Thermal imaging is the only tool that can visualize areas of inflammation that indicate unhealthy (possibly dangerous) patterns that require intervention, additional forms of imaging, clinical evaluation, risk assessment, or a combination of any of the above.
Radial scar case study: A radial scar may be caused by breast surgery, or breast inflammation or hormonal changes. It may also be the byproduct of fibrocystic changes (another good reason to reverse fibrocystic changes if detected). Women who are diagnosed with a radial scar have a lifetime risk of developing breast cancer of 150 to 200% greater than average.

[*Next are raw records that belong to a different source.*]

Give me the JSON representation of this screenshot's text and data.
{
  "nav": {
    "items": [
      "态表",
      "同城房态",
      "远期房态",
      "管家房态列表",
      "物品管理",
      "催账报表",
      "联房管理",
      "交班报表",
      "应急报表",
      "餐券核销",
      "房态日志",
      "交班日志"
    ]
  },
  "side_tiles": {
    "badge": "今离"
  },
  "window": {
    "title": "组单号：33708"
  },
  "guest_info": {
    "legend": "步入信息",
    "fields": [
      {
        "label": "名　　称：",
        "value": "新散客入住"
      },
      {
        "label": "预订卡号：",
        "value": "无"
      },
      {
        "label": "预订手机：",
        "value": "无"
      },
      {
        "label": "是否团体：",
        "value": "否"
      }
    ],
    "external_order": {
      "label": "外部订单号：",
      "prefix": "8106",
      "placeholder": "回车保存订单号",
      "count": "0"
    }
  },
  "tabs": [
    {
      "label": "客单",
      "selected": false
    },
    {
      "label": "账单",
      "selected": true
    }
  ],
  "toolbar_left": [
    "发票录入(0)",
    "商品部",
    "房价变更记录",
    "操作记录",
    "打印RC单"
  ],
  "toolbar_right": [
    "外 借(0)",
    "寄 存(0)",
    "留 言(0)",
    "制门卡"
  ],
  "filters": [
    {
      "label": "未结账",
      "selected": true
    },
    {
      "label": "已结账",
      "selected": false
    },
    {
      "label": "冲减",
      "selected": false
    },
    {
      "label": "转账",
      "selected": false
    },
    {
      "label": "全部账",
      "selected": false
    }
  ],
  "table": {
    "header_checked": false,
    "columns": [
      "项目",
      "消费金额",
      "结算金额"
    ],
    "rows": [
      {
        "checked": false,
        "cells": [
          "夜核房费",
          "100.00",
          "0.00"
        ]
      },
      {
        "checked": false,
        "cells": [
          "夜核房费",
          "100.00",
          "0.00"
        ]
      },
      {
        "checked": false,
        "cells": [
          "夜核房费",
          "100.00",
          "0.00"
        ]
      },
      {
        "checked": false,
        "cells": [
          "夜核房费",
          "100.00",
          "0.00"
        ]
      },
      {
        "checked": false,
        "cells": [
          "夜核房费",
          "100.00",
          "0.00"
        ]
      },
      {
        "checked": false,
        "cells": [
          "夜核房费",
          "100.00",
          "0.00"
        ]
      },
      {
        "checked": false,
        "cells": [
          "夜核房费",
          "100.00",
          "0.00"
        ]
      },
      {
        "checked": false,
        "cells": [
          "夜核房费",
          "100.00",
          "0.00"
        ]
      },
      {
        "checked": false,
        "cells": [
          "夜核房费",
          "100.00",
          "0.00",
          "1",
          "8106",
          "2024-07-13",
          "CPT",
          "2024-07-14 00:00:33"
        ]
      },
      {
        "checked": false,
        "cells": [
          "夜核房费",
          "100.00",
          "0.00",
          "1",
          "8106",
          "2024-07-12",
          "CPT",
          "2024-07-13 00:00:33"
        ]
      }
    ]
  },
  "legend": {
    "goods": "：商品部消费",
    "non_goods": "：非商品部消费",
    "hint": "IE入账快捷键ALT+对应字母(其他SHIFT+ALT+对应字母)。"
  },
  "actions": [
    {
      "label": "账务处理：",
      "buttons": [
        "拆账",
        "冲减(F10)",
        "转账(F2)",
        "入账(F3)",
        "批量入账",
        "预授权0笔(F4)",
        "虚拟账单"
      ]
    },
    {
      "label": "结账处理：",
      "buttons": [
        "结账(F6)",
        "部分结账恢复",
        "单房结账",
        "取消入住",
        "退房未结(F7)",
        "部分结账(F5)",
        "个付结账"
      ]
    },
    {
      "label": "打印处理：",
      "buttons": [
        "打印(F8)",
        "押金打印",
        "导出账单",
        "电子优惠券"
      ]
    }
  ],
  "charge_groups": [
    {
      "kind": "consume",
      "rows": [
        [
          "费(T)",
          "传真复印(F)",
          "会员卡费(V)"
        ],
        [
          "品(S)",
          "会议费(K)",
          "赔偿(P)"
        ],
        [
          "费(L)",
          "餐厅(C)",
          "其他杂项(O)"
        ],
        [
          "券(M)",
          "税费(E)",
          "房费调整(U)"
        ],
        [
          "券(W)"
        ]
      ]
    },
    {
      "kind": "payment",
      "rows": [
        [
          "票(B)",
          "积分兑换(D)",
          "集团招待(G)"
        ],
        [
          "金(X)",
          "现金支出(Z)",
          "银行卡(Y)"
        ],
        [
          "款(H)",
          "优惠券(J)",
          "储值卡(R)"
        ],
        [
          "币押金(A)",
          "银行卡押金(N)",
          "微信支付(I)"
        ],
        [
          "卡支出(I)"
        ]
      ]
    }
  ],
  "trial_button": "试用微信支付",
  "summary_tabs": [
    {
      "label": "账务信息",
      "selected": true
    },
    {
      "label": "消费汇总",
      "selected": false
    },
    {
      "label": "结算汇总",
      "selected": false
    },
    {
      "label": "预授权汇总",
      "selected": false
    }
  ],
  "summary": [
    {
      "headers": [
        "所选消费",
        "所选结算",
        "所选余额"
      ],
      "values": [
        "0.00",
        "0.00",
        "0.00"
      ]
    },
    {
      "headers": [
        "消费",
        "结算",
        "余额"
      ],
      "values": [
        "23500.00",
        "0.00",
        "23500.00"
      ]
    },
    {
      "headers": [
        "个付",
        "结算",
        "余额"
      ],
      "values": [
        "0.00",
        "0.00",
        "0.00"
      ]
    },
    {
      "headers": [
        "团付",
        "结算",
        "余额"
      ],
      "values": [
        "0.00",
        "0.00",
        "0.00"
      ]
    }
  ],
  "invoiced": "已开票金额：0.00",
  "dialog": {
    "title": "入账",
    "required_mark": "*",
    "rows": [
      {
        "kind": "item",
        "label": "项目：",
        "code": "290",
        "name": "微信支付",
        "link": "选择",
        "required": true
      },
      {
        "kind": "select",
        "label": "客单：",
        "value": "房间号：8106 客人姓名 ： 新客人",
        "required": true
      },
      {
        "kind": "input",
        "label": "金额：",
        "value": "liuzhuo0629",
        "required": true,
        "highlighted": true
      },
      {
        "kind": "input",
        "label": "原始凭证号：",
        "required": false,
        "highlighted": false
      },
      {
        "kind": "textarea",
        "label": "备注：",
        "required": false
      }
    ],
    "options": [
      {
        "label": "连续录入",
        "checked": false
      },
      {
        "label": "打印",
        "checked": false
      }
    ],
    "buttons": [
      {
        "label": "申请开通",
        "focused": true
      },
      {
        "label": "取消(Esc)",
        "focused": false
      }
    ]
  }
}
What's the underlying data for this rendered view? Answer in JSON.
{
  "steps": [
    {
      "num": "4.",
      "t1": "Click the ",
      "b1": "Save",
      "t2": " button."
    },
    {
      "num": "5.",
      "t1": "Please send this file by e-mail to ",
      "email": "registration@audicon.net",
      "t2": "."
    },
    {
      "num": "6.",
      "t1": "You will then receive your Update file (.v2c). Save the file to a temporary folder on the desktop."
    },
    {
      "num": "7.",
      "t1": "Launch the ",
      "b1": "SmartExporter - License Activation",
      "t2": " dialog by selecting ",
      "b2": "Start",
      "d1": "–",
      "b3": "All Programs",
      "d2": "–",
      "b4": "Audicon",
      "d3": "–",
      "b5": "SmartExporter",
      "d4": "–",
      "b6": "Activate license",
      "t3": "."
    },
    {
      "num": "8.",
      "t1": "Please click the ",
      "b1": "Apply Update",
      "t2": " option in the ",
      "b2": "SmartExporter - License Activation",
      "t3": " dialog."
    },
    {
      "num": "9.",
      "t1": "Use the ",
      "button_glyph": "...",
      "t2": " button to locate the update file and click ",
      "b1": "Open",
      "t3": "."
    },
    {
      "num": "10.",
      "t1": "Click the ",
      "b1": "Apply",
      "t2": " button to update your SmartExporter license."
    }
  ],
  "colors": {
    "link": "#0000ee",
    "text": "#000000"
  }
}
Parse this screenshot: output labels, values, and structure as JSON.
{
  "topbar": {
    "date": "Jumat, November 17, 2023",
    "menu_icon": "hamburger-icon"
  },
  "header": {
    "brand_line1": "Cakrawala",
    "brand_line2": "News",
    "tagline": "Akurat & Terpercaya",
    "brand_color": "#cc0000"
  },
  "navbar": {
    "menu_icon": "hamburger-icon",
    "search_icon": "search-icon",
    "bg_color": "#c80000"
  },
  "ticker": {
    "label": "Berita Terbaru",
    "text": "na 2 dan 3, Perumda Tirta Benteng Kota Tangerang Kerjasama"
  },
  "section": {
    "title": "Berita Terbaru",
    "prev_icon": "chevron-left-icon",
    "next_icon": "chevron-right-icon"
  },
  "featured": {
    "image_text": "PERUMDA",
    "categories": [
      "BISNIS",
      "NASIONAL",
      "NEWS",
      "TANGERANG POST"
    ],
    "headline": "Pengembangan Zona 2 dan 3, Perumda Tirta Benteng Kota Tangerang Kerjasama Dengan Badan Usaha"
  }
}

Hyperthermia is noted at the hands bilaterally, encompassing a glove-like distribution. This may relate to either diffuse arthritic activity or to autonomic dysfunction. Correlation with diabetes screening as well as rheumatological studies (ESR, ANA and Rheumatoid Factor) can be considered if clinically indicated. (If the ΔT ºC is greater than 4 ºC proximal to distal, it is an indication of autonomic dysfunction and the majority of the time, it is diabetes). There are no significant thermal findings seen in the area on which the pointer is placed.
Imaging the upper extremities are only half the picture. The proper indicator for early indications of diabetes is the loss of normal gradients in hands and feet and full body imaging is inclusive of images from head to toe.